Sexual dimorphism describes phenotypic differences between the sexes; the most prominent of which is sexual size dimorphism (SSD). Rensch’s rule (RR) is an allometric trend in which SSD increases in male-larger taxa and decreases in female-larger ones. Covariation between a trait and overall size within and across species can both be affected by sexual and natural selection. Thus, intraspecific allometric variation could influence the expression of RR. Here we used computer simulations to dissect how RR emerges under specific allometric patterns of intraspecific sexual differentiation in a trait. We found that sexual differentiation in static allometric slopes is the main determinant of RR. Based on our findings, RR and its converse can manifest in both body size and other traits. As a realistic showcase, we also examined RR and static allometry of different body parts in Mediterranean green lizards to establish whether intraspecific and evolutionary allometry are linked.
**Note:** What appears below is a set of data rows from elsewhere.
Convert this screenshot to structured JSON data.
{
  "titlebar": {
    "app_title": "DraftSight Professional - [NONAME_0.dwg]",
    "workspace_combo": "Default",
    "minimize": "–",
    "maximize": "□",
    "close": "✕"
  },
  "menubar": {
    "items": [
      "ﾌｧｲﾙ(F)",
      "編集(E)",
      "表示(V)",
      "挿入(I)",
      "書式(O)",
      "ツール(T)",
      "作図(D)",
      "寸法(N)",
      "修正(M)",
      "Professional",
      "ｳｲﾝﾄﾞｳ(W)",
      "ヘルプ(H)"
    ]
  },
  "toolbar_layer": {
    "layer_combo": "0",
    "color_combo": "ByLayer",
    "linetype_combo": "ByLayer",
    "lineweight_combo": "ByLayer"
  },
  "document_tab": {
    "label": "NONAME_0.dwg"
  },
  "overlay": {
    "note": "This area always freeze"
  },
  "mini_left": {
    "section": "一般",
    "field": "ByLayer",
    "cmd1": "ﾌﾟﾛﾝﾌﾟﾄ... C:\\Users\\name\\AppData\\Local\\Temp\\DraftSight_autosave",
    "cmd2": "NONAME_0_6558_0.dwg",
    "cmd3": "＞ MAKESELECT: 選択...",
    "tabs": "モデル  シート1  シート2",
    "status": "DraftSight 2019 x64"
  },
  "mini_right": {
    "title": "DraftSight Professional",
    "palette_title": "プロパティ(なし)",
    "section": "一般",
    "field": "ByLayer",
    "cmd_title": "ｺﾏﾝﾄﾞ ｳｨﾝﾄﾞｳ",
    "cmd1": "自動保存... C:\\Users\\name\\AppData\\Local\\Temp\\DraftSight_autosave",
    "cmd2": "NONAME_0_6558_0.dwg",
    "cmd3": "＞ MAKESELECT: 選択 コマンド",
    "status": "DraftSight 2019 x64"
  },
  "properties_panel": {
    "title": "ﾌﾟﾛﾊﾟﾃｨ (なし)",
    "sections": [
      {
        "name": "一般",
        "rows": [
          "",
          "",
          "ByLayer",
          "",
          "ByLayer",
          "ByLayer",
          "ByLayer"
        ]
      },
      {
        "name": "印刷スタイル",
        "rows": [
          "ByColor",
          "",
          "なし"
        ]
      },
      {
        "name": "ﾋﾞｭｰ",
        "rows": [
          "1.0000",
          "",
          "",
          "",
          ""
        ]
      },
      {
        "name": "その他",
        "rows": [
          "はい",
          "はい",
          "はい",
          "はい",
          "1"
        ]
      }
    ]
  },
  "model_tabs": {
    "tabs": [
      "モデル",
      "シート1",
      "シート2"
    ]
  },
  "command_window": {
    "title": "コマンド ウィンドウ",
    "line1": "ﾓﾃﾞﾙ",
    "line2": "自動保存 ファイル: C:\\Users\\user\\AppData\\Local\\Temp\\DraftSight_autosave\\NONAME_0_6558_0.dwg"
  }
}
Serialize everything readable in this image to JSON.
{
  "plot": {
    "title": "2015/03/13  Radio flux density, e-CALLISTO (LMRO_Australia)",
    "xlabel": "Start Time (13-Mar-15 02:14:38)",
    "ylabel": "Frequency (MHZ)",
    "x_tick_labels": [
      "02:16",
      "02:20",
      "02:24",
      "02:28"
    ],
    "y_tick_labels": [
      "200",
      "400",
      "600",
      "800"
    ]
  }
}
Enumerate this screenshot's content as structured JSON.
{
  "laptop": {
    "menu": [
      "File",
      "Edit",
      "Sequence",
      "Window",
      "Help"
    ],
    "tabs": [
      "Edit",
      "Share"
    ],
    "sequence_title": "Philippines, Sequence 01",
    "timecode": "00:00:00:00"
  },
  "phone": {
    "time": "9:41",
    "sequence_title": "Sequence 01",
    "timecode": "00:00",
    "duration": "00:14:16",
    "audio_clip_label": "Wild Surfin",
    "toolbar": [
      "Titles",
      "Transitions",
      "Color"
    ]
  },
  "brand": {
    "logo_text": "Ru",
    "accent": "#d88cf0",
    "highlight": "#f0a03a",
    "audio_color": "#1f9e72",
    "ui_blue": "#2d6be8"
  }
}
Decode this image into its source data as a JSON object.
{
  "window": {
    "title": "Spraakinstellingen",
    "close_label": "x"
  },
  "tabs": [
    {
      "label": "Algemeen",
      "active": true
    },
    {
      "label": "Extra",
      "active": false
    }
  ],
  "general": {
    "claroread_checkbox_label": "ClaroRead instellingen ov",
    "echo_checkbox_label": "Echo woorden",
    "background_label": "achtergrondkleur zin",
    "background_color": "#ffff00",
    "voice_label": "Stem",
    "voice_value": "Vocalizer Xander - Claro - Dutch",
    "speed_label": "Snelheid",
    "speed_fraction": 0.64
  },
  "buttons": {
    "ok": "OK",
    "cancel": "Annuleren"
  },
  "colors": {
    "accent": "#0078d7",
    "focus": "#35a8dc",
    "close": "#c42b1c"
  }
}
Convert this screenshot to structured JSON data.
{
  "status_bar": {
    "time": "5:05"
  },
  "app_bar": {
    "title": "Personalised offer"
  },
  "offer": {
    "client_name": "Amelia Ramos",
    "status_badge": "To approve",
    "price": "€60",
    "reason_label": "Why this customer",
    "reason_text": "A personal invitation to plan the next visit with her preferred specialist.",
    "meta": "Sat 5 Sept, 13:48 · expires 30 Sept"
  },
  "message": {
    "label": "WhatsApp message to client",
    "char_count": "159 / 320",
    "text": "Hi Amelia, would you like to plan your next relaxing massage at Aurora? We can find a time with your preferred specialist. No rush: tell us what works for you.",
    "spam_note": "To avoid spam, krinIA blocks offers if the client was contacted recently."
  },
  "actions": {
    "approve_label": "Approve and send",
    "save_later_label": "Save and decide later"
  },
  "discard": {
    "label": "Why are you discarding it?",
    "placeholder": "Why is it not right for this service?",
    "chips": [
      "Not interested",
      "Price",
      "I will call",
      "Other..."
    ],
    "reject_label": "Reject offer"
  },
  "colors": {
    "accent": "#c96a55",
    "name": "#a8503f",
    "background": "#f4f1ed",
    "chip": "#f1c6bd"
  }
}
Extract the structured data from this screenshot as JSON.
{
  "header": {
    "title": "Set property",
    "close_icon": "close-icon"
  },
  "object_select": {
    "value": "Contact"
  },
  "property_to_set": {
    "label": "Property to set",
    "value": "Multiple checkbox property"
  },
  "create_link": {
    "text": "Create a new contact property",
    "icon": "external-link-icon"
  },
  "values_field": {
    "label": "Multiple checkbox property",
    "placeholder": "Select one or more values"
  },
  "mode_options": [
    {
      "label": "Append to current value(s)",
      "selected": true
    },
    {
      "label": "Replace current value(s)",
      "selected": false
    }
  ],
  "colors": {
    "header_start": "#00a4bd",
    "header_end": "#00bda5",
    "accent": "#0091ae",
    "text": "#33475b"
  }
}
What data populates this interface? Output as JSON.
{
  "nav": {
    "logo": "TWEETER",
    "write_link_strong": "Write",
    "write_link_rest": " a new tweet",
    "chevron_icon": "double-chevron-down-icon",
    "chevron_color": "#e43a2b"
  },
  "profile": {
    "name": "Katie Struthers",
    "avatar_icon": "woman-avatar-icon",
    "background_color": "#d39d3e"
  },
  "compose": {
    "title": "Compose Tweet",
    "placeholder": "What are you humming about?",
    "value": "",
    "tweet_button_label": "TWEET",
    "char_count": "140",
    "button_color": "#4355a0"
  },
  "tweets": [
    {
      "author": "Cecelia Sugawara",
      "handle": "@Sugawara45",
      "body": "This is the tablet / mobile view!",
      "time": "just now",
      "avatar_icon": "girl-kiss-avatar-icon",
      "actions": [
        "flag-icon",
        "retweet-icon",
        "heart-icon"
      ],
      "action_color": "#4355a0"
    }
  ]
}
Here, we identified RR and its converse for different traits, where the amount of sexual differentiation in static allometric slopes within species had a significant contribution to RR. Integrating the simulations and the empirical case we corroborate that sexual differentiation in static allometric slopes is a major parameter affecting evolutionary allometry.
|Número de páginas
|Evolution; international journal of organic evolution
|Publicada - dic. 2023